I have a lasting memory, of a couple of years after I’d finally walked away, at seven in the morning, (after a night of sobbing and holding onto him, tears streaking down my face) stumbling, blind. It is me, sat on my therapist’s couch. The tears and the sobs heaving through my body again. And I’m saying to her, that if there was a God, as my boy believed with all his heart to be the case, he must be some kind of sick fuck. That brought me so close to someone, who enabled me to learn what it means to love and be loved, and to have my mind expanded and challenged, my brains and my body blown. But who did so on the condition that I lived a secret life, scared and jealous of my boy’s weird connection to a horrible old parasite. That if I was to be buggered, then so was he, until none of us knew if it was what we wanted anymore. That’s quite a clever, nasty joke, if it was God’s joke.

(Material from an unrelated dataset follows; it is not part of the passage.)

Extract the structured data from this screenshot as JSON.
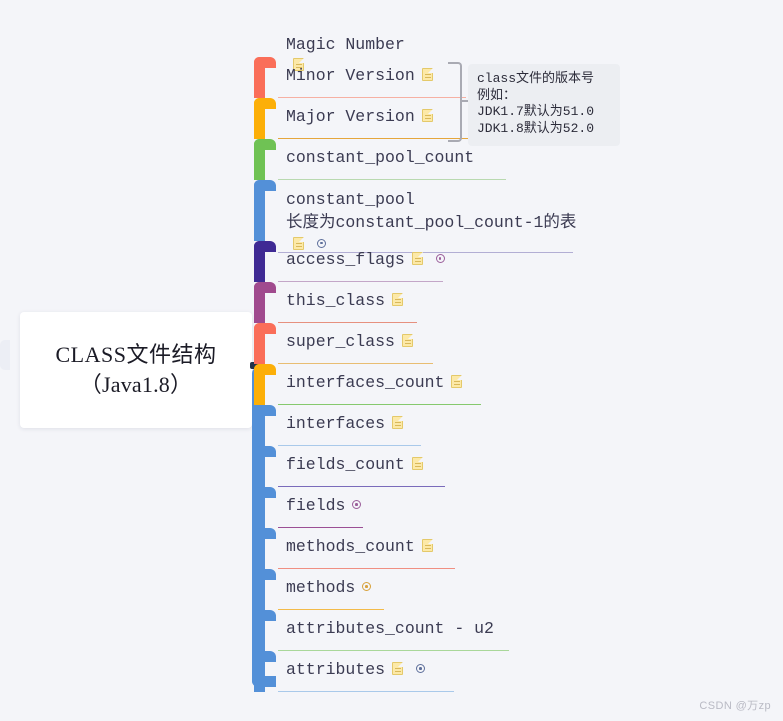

I don’t know how my boy is. I know he is a man now. I know we are still linked somehow, by our inability to be anything other than who we are. I have inherited his way of seeing. And I think he inherited mine.
This is never far from my consciousness. But someone’s words I have been reading, recently, (just a little more intently than other girls might read them), have brought my boy back into sharp focus again. They have found me wishing I was ‘one of the boys’ again, even though I know the trouble that desire can lead to. I suppose my own words show that I am a boy in some ways, and that I probably always was.